What the task asks -
Here the job is to print all of the entries below verbatim and leave out any picture.

- Opening Delimiter -

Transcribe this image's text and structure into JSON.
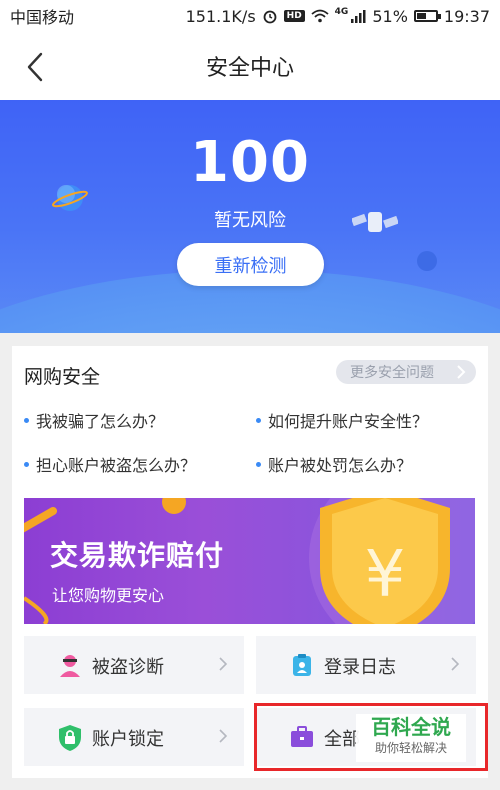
{
  "status": {
    "carrier": "中国移动",
    "speed": "151.1K/s",
    "hd": "HD",
    "net": "4G",
    "battery": "51%",
    "battery_level": 0.51,
    "time": "19:37"
  },
  "nav": {
    "title": "安全中心"
  },
  "hero": {
    "score": "100",
    "risk": "暂无风险",
    "recheck": "重新检测"
  },
  "card": {
    "title": "网购安全",
    "more": "更多安全问题",
    "questions": [
      "我被骗了怎么办？",
      "如何提升账户安全性？",
      "担心账户被盗怎么办？",
      "账户被处罚怎么办？"
    ],
    "banner": {
      "title": "交易欺诈赔付",
      "subtitle": "让您购物更安心"
    },
    "tiles": [
      {
        "label": "被盗诊断",
        "icon": "thief-icon"
      },
      {
        "label": "登录日志",
        "icon": "log-icon"
      },
      {
        "label": "账户锁定",
        "icon": "shield-lock-icon"
      },
      {
        "label": "全部",
        "icon": "briefcase-icon"
      }
    ]
  },
  "watermark": {
    "title": "百科全说",
    "subtitle": "助你轻松解决"
  },
  "colors": {
    "accent": "#3a6ff5",
    "highlight": "#e8272a",
    "watermark": "#2fa84f"
  }
}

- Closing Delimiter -

Task answer -
Transcribe this image's text and structure into JSON.
{
  "status": {
    "carrier": "中国移动",
    "speed": "151.1K/s",
    "hd": "HD",
    "net": "4G",
    "battery": "51%",
    "battery_level": 0.51,
    "time": "19:37"
  },
  "nav": {
    "title": "安全中心"
  },
  "hero": {
    "score": "100",
    "risk": "暂无风险",
    "recheck": "重新检测"
  },
  "card": {
    "title": "网购安全",
    "more": "更多安全问题",
    "questions": [
      "我被骗了怎么办？",
      "如何提升账户安全性？",
      "担心账户被盗怎么办？",
      "账户被处罚怎么办？"
    ],
    "banner": {
      "title": "交易欺诈赔付",
      "subtitle": "让您购物更安心"
    },
    "tiles": [
      {
        "label": "被盗诊断",
        "icon": "thief-icon"
      },
      {
        "label": "登录日志",
        "icon": "log-icon"
      },
      {
        "label": "账户锁定",
        "icon": "shield-lock-icon"
      },
      {
        "label": "全部",
        "icon": "briefcase-icon"
      }
    ]
  },
  "watermark": {
    "title": "百科全说",
    "subtitle": "助你轻松解决"
  },
  "colors": {
    "accent": "#3a6ff5",
    "highlight": "#e8272a",
    "watermark": "#2fa84f"
  }
}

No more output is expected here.